In my early life, shrimp and fish had come headless. Then questions arose – Why are crawfish heads sucked and relished but shrimp not? Why does lobster get served with the head on and not shrimp? Why did you get shrimp head on in Mexico but not in the U.S.? Why do Europeans serve their crayfish with the heads on?
Turns out there is no reason at all except our customs. (Dr. Duke Hagerty adamantly insists he always eats the whole shrimp, head, shell and all. I’ve seen him do it. And not just the tiny creek shrimp, either. He’s been doing it all his life, he says.)
Chef Waggoner told us the shrimp were “poached in butter.” Not sautéed. (Although he does sauté them on occasion as well.) Where have I been that I didn’t know people poached shrimp swimming in butter, cooking them over low heat or in the oven? What else didn’t I know about cooking shrimp? (A modest disclaimer – I wrote the shrimp section of the South Carolina Encyclopedia spending a lot of time reading up and on the phone with a wonderful scientist from Clemson. I’m always finding out more that I don’t know.) I never thought about people cooking shrimp in milk, or coconut milk, either.
Waggoner finished up by telling how he made shrimp stock. Another shock. On occasion I have browned fish bones to make brown fish stocks and sauces, as well as lobster shells for lobster bisque. But I have always made a “white” shrimp stock. That is, a stock made from just the shell and the heads cooked in water or perhaps water and wine. (It looks pale pink.)
Not Chef Waggoner, who has a cookbook coming out shortly. He sautés or “browns” (they turn rosy pink) the shrimp heads and shells in a pan on the burner or in the oven, then adds liquid to continue cooking to make a stock. Strained, it has the richness of bisque when he is finished, having added bits of browned vegetables to add more flavor. His way was much better than my old way. Shrimp stock is frozen easily.
This week, I’ve tried flavoring water (with or without a splash of wine or lemon juice) infused with lemon grass, ginger and kafir lime leaves, cooking them together for half an hour or so. After straining and cooling, I added uncooked shrimp, marinating it (refrigerated and covered) for as long as I had time. The resulting shrimp, poached later either in the same water or removed and sautéed or “poached” in butter flavored with the same ingredients, had delicate but definite infusions of those ingredients.

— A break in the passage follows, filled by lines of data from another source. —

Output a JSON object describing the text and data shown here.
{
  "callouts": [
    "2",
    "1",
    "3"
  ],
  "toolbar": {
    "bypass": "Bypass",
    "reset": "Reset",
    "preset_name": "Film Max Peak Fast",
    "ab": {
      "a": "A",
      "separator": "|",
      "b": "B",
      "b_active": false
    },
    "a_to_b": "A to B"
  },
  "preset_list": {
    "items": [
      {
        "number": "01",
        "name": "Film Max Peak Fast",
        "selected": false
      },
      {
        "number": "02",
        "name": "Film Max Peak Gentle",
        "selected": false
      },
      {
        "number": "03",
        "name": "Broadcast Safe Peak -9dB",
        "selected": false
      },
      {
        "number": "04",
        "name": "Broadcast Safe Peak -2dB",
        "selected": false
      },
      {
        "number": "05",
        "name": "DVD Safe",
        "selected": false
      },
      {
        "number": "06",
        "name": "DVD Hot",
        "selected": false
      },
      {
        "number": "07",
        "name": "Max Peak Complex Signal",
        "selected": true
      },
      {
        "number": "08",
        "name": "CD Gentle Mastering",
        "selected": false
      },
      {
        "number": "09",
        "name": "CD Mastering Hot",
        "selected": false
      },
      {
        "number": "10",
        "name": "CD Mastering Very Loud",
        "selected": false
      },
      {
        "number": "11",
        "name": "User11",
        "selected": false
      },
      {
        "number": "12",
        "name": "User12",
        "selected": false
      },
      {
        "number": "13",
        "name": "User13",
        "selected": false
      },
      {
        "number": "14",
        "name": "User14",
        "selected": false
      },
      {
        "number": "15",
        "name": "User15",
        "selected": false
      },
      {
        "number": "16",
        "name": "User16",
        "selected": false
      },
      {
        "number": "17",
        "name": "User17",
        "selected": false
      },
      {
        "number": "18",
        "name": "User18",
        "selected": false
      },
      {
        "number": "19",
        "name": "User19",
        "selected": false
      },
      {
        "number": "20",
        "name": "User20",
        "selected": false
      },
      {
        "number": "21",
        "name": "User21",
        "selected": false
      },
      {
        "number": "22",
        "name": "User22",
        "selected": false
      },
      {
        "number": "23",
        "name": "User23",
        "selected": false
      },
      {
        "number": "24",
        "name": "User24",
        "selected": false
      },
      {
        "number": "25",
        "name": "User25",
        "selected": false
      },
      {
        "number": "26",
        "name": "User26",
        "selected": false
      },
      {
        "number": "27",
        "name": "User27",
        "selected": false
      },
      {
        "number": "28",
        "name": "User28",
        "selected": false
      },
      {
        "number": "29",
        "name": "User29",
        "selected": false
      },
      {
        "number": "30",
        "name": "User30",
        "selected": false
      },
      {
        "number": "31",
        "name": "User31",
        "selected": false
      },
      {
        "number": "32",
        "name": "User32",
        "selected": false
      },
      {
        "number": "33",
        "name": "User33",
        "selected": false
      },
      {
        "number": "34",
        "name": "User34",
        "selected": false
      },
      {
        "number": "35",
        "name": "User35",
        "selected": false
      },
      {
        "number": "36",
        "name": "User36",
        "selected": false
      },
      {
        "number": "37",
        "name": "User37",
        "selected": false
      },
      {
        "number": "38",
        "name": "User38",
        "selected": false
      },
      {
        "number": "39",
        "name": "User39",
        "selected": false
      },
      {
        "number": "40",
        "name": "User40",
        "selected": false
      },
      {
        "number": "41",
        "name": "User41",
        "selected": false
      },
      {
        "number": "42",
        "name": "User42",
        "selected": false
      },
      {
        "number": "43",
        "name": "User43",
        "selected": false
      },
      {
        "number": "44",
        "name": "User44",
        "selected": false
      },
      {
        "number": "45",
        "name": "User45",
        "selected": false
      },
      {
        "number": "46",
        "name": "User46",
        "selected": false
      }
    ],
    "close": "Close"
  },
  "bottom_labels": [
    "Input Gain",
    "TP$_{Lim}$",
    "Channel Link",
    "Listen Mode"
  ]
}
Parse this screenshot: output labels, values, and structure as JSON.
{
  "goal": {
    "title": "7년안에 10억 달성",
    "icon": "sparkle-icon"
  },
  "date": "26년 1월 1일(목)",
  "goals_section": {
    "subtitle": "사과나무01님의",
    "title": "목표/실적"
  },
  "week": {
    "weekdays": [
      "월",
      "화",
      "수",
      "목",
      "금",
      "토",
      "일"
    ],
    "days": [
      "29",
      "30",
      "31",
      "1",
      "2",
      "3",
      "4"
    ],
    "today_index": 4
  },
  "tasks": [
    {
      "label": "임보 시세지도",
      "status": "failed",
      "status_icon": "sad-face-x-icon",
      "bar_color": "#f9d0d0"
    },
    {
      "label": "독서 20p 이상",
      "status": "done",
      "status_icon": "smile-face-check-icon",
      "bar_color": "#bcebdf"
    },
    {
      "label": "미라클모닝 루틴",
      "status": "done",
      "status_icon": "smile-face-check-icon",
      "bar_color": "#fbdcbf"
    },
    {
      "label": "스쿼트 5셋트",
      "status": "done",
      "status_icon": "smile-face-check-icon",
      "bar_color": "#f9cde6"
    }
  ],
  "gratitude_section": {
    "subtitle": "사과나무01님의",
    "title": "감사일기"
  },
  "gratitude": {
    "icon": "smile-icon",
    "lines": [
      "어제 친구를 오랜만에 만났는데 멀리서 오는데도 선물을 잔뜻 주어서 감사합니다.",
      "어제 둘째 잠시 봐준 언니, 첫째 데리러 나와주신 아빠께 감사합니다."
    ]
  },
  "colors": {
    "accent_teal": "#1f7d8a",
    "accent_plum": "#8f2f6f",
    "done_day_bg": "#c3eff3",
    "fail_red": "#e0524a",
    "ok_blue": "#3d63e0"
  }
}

Finally, I tried cooking peeled and unpeeled shrimp in a deep pot of the water, to see the difference in cooking time, flavor and texture. The shrimp, which usually float to the top of the water when cooked, were much larger and tasty when peeled after cooking than the same size one added to the pot unpeeled. (See picture.) I always knew they were more moist, but had no idea I was sacrificing size as well. The peeled shrimp curled tightly, which meant it was overcooked, even though cooked in much less time. The unpeeled shrimp didn’t curl up.
When is shrimp cooked? Although the customary standard is to say it is done “when it turns pink”, small shrimp that turn pink and pink shrimp that are already pink can be overcooked if turning color is your guide. Instead, when the shell sections separate from the body, and the shrimp beginning to curl, its cook. Always undercook rather than overcook, when in doubt.